Exercise requirements » Of all the lines in the records below, copy only those that contain the string "électronique".

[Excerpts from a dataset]
..............................

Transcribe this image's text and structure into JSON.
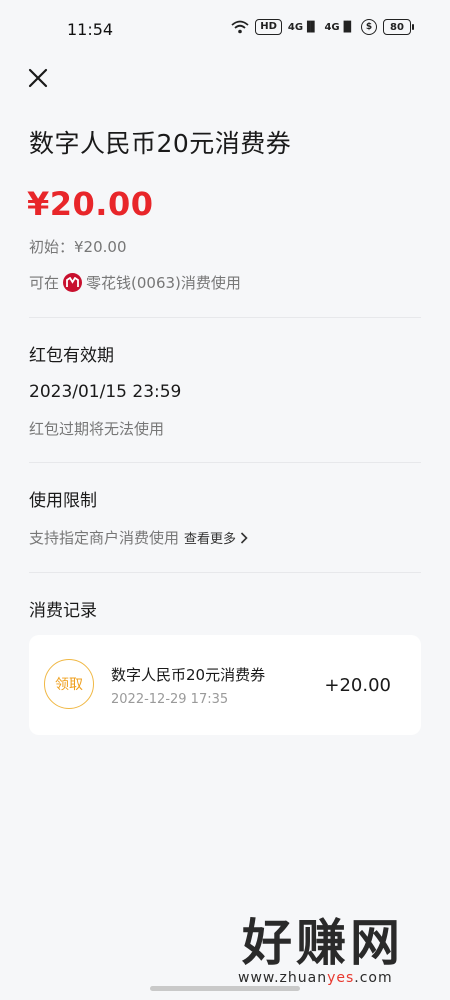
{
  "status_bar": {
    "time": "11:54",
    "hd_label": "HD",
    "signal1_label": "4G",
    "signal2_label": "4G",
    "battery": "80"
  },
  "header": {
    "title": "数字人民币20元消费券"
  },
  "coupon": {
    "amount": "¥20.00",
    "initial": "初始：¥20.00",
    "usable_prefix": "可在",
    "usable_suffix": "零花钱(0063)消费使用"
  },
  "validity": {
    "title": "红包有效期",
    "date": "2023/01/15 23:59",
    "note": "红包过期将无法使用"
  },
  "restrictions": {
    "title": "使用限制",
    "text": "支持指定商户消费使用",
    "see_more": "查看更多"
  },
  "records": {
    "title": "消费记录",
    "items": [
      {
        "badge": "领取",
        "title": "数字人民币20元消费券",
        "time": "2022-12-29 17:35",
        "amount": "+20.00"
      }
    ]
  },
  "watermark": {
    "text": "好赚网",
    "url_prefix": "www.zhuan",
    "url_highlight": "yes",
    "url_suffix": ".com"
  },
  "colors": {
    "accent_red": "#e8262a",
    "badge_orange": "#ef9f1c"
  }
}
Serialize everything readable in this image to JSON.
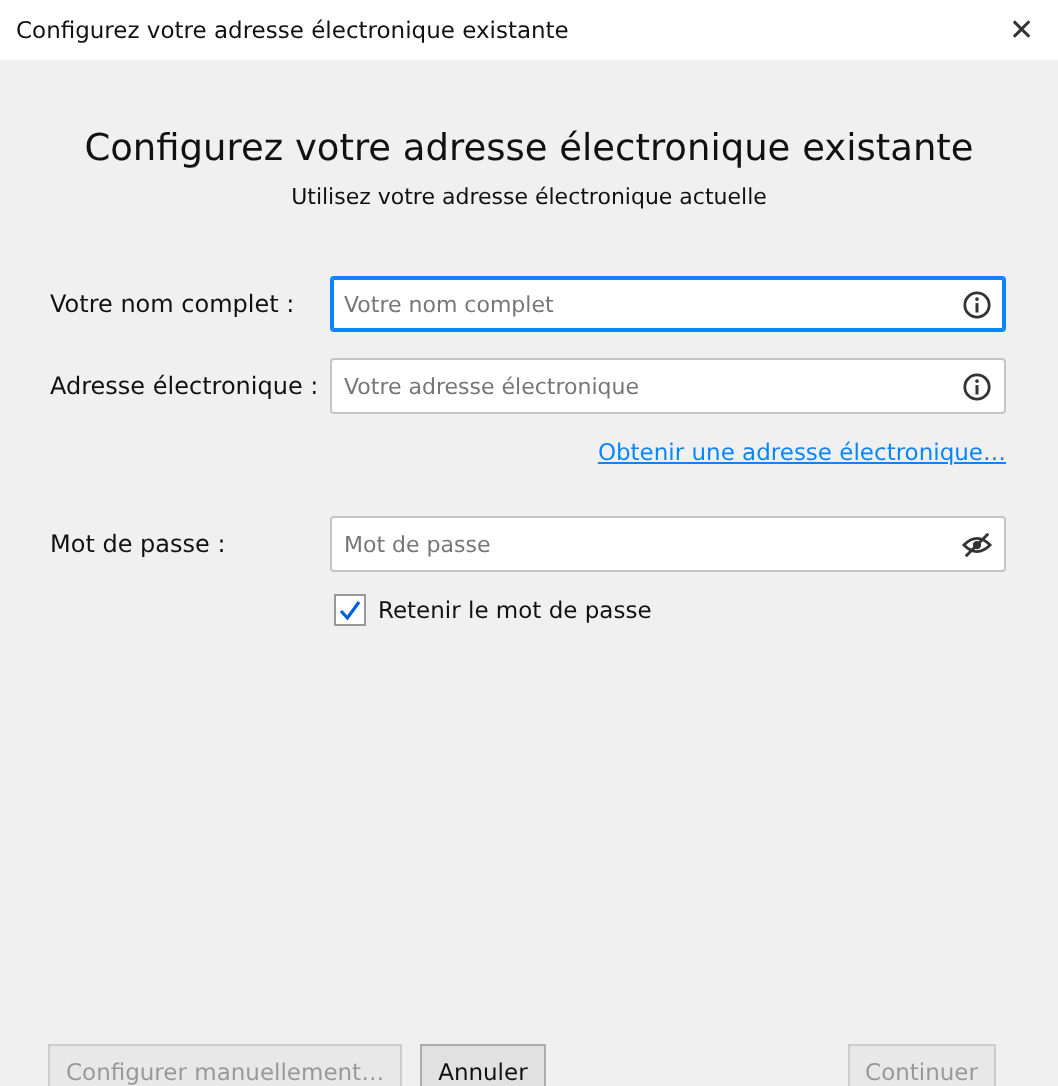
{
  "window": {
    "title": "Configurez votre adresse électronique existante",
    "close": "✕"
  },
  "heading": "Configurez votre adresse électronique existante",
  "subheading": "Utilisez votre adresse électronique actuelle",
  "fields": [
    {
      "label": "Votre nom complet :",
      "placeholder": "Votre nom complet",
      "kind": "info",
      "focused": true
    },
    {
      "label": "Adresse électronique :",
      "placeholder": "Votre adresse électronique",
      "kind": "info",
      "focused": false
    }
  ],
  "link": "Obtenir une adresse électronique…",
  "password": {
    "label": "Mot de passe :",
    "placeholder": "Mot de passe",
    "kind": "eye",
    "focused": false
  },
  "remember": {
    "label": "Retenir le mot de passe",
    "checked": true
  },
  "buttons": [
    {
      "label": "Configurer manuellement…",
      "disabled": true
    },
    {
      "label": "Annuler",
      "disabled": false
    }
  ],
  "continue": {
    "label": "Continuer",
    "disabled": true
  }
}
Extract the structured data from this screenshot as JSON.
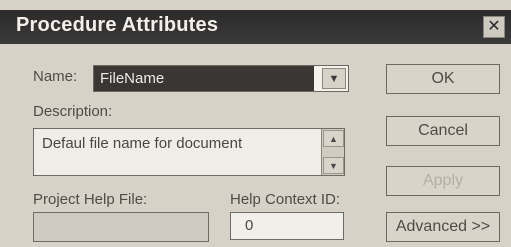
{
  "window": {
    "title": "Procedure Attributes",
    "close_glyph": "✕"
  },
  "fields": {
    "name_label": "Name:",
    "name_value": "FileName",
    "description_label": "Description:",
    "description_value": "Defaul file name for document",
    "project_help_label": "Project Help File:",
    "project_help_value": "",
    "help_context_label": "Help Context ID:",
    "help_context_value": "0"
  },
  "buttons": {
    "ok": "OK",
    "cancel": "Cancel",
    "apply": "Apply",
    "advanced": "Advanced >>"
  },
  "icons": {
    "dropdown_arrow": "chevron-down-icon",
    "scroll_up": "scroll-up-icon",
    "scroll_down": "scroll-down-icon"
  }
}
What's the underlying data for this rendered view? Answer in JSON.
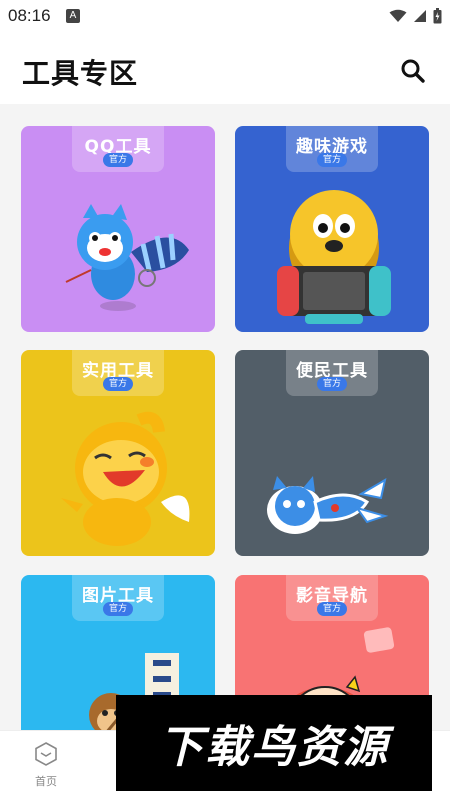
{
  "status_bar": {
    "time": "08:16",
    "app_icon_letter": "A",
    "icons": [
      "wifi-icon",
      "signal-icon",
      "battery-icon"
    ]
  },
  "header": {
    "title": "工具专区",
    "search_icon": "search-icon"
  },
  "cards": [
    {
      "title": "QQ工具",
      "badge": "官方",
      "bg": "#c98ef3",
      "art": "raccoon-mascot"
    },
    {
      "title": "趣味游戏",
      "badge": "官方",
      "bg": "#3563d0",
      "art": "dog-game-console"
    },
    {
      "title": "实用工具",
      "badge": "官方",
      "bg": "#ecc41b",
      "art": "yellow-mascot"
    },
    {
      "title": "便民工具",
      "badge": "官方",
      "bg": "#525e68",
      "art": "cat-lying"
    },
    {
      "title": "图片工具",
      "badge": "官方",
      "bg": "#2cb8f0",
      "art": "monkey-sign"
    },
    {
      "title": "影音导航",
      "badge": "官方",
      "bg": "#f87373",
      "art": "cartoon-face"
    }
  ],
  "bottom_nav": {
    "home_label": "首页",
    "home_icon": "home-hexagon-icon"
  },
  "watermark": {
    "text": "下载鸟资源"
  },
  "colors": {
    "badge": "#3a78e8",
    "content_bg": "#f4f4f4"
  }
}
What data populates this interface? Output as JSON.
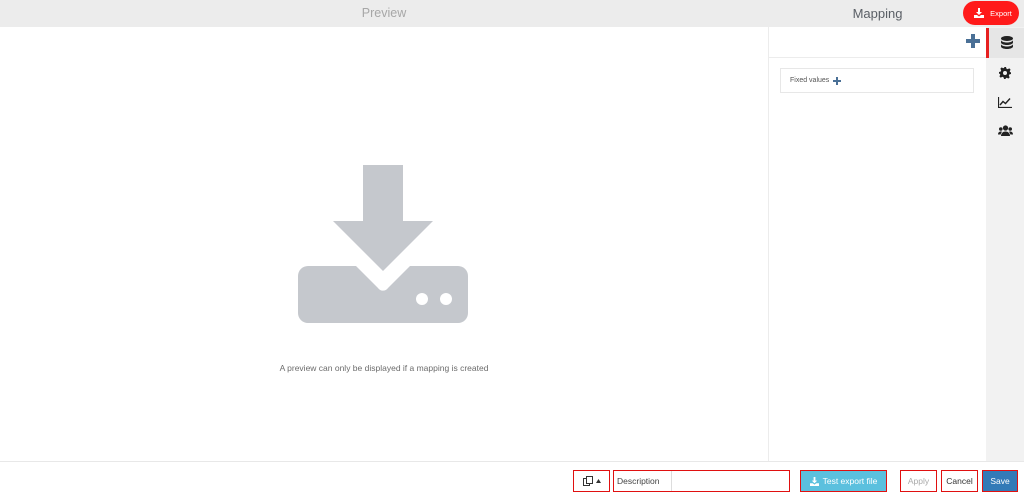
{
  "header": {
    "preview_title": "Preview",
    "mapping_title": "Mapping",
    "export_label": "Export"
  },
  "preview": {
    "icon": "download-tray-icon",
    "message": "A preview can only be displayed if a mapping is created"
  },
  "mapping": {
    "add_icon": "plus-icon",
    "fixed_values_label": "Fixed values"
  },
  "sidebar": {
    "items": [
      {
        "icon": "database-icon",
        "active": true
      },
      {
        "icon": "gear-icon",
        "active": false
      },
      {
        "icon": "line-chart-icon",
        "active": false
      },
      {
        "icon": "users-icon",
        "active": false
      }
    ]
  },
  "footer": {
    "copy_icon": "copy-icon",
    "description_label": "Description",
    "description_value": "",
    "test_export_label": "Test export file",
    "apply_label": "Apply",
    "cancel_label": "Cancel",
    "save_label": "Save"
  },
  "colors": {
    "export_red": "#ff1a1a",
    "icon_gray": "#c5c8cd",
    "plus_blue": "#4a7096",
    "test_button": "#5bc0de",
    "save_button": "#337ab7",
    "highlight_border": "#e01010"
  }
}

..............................

Task solution »
    "title": "Configurez votre adresse électronique existante",
  "heading": "Configurez votre adresse électronique existante",
  "subheading": "Utilisez votre adresse électronique actuelle",
      "label": "Adresse électronique :",
      "placeholder": "Votre adresse électronique",
  "link": "Obtenir une adresse électronique…",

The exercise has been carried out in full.